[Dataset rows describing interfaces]
^^^^^^^^^^^^^^^^
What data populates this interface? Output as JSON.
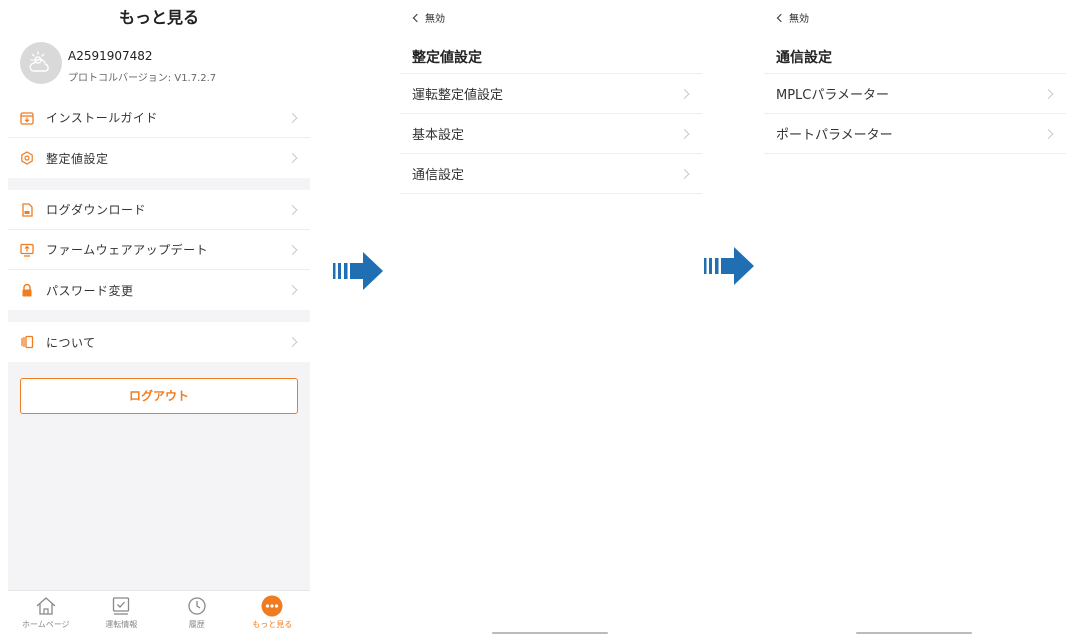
{
  "screen1": {
    "title": "もっと見る",
    "user_id": "A2591907482",
    "protocol_version": "プロトコルバージョン: V1.7.2.7",
    "menu_group1": [
      {
        "label": "インストールガイド",
        "icon": "install-guide-icon"
      },
      {
        "label": "整定値設定",
        "icon": "settings-gear-icon"
      }
    ],
    "menu_group2": [
      {
        "label": "ログダウンロード",
        "icon": "log-download-icon"
      },
      {
        "label": "ファームウェアアップデート",
        "icon": "firmware-update-icon"
      },
      {
        "label": "パスワード変更",
        "icon": "lock-icon"
      }
    ],
    "menu_group3": [
      {
        "label": "について",
        "icon": "about-icon"
      }
    ],
    "logout_label": "ログアウト",
    "tabs": [
      {
        "label": "ホームページ",
        "icon": "home-icon"
      },
      {
        "label": "運転情報",
        "icon": "checkbox-icon"
      },
      {
        "label": "履歴",
        "icon": "clock-icon"
      },
      {
        "label": "もっと見る",
        "icon": "more-icon",
        "active": true
      }
    ]
  },
  "screen2": {
    "back_label": "無効",
    "title": "整定値設定",
    "items": [
      "運転整定値設定",
      "基本設定",
      "通信設定"
    ]
  },
  "screen3": {
    "back_label": "無効",
    "title": "通信設定",
    "items": [
      "MPLCパラメーター",
      "ポートパラメーター"
    ]
  },
  "colors": {
    "accent": "#f07c21",
    "arrow": "#1f6fb2"
  }
}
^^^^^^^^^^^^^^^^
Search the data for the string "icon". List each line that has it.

        "icon": "install-guide-icon"
        "icon": "settings-gear-icon"
        "icon": "log-download-icon"
        "icon": "firmware-update-icon"
        "icon": "lock-icon"
        "icon": "about-icon"
        "icon": "home-icon"
        "icon": "checkbox-icon"
        "icon": "clock-icon"
        "icon": "more-icon",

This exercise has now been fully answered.